Bonner says that it immediately fired the employee after the fake letters were discovered, although the employee’s identity remains a mystery. “He does exist, but Jack feels it is not appropriate to reveal his identity,” a spokesman for Jack Bonner, the firm’s founder, told the Daily Progress.
Despite learning of the forgeries days ahead of the critical House vote, Bonner did not reach the three Democratic lawmakers who received the fake letters until long after the vote, and apparently never reached Rep. Perriello or Rep. Christopher Carney. Congress is investigating whether the letter forgery scandal crossed ethical or legal lines. That investigation should be thorough and swift in order to clear the path for honest debate when the Senate returns to deliberate the bill.
This latest evidence of insincerity and misinformation adds to a growing heap of scandals plaguing the coal industry’s attempts to weaken action on climate and energy security. Coal pushers have waged an extensive (and expensive) campaign to attack efforts to regulate their global warming emissions and move America away from fossil fuels toward a clean energy future.
Perhaps realizing that their efforts to paint the industry’s product as “clean coal” are failing, coal front groups have grown increasingly desperate. Joining ACCCE/Hawthorn/Bonner in the category of insincere ‘grassroots’ is FACES, a new coal front group crafted by K Street firm Adfero, ostensibly to show that ‘real people’ support coal. Appalachian Voices discovered last week that pictures of the ‘real people’ featured on the FACES website are all iStock Photo images. Oops.
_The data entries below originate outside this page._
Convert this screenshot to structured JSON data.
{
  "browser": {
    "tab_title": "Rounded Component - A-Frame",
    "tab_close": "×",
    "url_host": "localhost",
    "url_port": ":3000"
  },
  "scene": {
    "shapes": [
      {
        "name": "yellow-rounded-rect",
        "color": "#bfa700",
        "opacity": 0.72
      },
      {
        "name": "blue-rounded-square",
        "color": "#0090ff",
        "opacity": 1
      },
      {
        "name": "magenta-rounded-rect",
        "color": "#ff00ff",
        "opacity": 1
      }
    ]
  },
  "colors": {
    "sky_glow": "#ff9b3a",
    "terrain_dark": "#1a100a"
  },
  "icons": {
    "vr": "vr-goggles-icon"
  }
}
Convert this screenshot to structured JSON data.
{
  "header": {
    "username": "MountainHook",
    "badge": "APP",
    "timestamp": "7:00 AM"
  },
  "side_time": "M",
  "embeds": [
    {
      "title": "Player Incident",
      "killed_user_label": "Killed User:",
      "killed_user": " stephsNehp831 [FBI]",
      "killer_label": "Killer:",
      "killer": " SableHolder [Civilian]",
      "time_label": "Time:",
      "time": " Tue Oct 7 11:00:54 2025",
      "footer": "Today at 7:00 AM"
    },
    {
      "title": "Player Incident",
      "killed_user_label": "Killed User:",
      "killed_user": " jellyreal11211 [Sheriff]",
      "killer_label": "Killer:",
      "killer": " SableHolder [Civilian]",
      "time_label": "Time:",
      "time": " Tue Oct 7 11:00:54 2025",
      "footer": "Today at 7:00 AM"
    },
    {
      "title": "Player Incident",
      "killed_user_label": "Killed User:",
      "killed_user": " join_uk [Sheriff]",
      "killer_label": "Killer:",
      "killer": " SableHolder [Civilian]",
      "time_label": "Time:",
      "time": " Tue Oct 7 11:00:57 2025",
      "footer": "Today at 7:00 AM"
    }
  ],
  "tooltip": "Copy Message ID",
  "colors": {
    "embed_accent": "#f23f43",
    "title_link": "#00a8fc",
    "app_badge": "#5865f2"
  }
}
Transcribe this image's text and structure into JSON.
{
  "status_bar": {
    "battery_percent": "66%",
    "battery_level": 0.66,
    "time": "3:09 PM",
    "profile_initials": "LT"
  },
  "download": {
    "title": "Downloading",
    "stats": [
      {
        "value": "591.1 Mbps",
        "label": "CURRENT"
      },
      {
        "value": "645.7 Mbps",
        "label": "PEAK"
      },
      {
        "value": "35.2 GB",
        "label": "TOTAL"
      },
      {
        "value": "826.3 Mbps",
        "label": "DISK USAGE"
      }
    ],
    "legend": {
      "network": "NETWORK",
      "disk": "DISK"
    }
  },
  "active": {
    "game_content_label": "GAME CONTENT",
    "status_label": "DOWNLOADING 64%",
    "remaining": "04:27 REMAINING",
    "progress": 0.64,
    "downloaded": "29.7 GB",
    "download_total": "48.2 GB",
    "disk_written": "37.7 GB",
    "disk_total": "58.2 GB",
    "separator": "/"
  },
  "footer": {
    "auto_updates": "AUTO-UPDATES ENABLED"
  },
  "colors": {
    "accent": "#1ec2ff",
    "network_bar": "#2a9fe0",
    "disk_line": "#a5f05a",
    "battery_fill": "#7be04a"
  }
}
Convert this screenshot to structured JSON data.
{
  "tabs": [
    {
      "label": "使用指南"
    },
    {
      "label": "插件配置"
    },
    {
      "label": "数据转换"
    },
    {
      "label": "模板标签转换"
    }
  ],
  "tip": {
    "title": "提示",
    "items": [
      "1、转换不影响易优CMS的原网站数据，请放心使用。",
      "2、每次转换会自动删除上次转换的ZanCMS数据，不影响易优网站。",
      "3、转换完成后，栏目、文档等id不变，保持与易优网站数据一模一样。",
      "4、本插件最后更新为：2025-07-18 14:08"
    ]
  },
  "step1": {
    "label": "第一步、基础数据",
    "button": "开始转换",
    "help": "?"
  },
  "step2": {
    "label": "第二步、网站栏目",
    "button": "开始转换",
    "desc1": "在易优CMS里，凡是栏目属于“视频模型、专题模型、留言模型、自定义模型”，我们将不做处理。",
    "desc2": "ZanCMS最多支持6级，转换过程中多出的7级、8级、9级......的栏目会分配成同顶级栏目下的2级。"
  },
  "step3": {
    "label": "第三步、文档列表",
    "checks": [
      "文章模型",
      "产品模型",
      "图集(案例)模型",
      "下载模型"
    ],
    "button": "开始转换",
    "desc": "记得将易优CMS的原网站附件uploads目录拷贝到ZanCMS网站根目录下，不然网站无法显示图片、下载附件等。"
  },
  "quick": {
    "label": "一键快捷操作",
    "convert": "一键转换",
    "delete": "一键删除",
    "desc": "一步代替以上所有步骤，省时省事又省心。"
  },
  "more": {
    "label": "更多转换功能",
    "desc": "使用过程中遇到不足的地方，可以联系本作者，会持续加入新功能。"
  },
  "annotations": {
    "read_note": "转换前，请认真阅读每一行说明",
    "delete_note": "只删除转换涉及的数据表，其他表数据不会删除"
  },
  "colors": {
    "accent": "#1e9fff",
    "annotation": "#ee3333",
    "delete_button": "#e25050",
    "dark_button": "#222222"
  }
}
With scandalous tactics like these, the coal industry’s front groups have marginalized themselves in the important debate on the future of America’s energy and climate security. They have betrayed ‘real people’ with their fake letters, stock photos, and misleading outreach to elderly and veterans’ groups. It is time for Congress to address the loopholes in the Lobby Disclosure Act through which these astroturf groups are able to operate in the dark.